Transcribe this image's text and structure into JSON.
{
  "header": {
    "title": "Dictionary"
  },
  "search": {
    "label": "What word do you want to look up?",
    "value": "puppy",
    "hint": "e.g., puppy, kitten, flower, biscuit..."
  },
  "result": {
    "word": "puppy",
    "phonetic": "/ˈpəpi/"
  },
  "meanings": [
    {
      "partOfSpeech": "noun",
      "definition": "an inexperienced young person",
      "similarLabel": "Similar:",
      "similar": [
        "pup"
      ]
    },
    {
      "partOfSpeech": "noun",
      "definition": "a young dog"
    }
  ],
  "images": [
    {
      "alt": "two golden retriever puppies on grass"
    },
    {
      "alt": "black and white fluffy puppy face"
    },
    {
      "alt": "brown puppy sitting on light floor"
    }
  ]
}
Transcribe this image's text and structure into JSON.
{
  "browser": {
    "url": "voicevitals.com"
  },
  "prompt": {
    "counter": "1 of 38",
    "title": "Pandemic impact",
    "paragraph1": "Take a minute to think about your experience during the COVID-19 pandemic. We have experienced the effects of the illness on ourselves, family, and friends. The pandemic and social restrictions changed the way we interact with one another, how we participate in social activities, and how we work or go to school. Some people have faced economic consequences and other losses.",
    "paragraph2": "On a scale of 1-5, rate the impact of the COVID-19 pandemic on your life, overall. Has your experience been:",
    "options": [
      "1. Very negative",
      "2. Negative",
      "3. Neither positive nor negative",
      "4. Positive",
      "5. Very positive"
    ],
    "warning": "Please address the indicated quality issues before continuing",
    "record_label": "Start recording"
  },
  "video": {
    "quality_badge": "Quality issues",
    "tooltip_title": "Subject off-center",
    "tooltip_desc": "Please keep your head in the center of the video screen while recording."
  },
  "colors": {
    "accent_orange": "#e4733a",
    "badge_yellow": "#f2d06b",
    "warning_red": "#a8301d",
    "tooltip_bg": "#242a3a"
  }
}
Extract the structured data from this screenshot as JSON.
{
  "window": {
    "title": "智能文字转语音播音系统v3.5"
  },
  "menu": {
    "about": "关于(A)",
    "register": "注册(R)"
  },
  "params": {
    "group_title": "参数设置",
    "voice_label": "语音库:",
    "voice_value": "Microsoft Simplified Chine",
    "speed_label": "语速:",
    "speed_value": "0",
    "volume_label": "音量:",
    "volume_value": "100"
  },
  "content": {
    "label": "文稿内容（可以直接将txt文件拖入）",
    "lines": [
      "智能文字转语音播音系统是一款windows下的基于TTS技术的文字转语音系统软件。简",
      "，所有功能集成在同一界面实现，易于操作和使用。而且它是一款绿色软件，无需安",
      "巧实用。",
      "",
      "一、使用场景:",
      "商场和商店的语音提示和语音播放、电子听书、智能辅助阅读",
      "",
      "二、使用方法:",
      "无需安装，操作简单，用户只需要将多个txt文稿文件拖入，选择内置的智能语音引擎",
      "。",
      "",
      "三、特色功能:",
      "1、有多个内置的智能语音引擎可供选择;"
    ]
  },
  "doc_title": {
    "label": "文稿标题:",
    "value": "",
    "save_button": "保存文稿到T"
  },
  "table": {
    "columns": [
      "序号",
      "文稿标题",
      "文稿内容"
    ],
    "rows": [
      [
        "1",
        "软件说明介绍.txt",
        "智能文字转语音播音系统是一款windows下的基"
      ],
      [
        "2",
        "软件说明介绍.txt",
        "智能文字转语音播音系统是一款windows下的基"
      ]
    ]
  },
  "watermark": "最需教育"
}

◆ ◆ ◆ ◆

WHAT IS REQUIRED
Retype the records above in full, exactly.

SOLUTION FOR THIS EXERCISE
Transcribe this image's text and structure into JSON.
{
  "header": {
    "title": "Dictionary"
  },
  "search": {
    "label": "What word do you want to look up?",
    "value": "puppy",
    "hint": "e.g., puppy, kitten, flower, biscuit..."
  },
  "result": {
    "word": "puppy",
    "phonetic": "/ˈpəpi/"
  },
  "meanings": [
    {
      "partOfSpeech": "noun",
      "definition": "an inexperienced young person",
      "similarLabel": "Similar:",
      "similar": [
        "pup"
      ]
    },
    {
      "partOfSpeech": "noun",
      "definition": "a young dog"
    }
  ],
  "images": [
    {
      "alt": "two golden retriever puppies on grass"
    },
    {
      "alt": "black and white fluffy puppy face"
    },
    {
      "alt": "brown puppy sitting on light floor"
    }
  ]
}
Transcribe this image's text and structure into JSON.
{
  "browser": {
    "url": "voicevitals.com"
  },
  "prompt": {
    "counter": "1 of 38",
    "title": "Pandemic impact",
    "paragraph1": "Take a minute to think about your experience during the COVID-19 pandemic. We have experienced the effects of the illness on ourselves, family, and friends. The pandemic and social restrictions changed the way we interact with one another, how we participate in social activities, and how we work or go to school. Some people have faced economic consequences and other losses.",
    "paragraph2": "On a scale of 1-5, rate the impact of the COVID-19 pandemic on your life, overall. Has your experience been:",
    "options": [
      "1. Very negative",
      "2. Negative",
      "3. Neither positive nor negative",
      "4. Positive",
      "5. Very positive"
    ],
    "warning": "Please address the indicated quality issues before continuing",
    "record_label": "Start recording"
  },
  "video": {
    "quality_badge": "Quality issues",
    "tooltip_title": "Subject off-center",
    "tooltip_desc": "Please keep your head in the center of the video screen while recording."
  },
  "colors": {
    "accent_orange": "#e4733a",
    "badge_yellow": "#f2d06b",
    "warning_red": "#a8301d",
    "tooltip_bg": "#242a3a"
  }
}
Extract the structured data from this screenshot as JSON.
{
  "window": {
    "title": "智能文字转语音播音系统v3.5"
  },
  "menu": {
    "about": "关于(A)",
    "register": "注册(R)"
  },
  "params": {
    "group_title": "参数设置",
    "voice_label": "语音库:",
    "voice_value": "Microsoft Simplified Chine",
    "speed_label": "语速:",
    "speed_value": "0",
    "volume_label": "音量:",
    "volume_value": "100"
  },
  "content": {
    "label": "文稿内容（可以直接将txt文件拖入）",
    "lines": [
      "智能文字转语音播音系统是一款windows下的基于TTS技术的文字转语音系统软件。简",
      "，所有功能集成在同一界面实现，易于操作和使用。而且它是一款绿色软件，无需安",
      "巧实用。",
      "",
      "一、使用场景:",
      "商场和商店的语音提示和语音播放、电子听书、智能辅助阅读",
      "",
      "二、使用方法:",
      "无需安装，操作简单，用户只需要将多个txt文稿文件拖入，选择内置的智能语音引擎",
      "。",
      "",
      "三、特色功能:",
      "1、有多个内置的智能语音引擎可供选择;"
    ]
  },
  "doc_title": {
    "label": "文稿标题:",
    "value": "",
    "save_button": "保存文稿到T"
  },
  "table": {
    "columns": [
      "序号",
      "文稿标题",
      "文稿内容"
    ],
    "rows": [
      [
        "1",
        "软件说明介绍.txt",
        "智能文字转语音播音系统是一款windows下的基"
      ],
      [
        "2",
        "软件说明介绍.txt",
        "智能文字转语音播音系统是一款windows下的基"
      ]
    ]
  },
  "watermark": "最需教育"
}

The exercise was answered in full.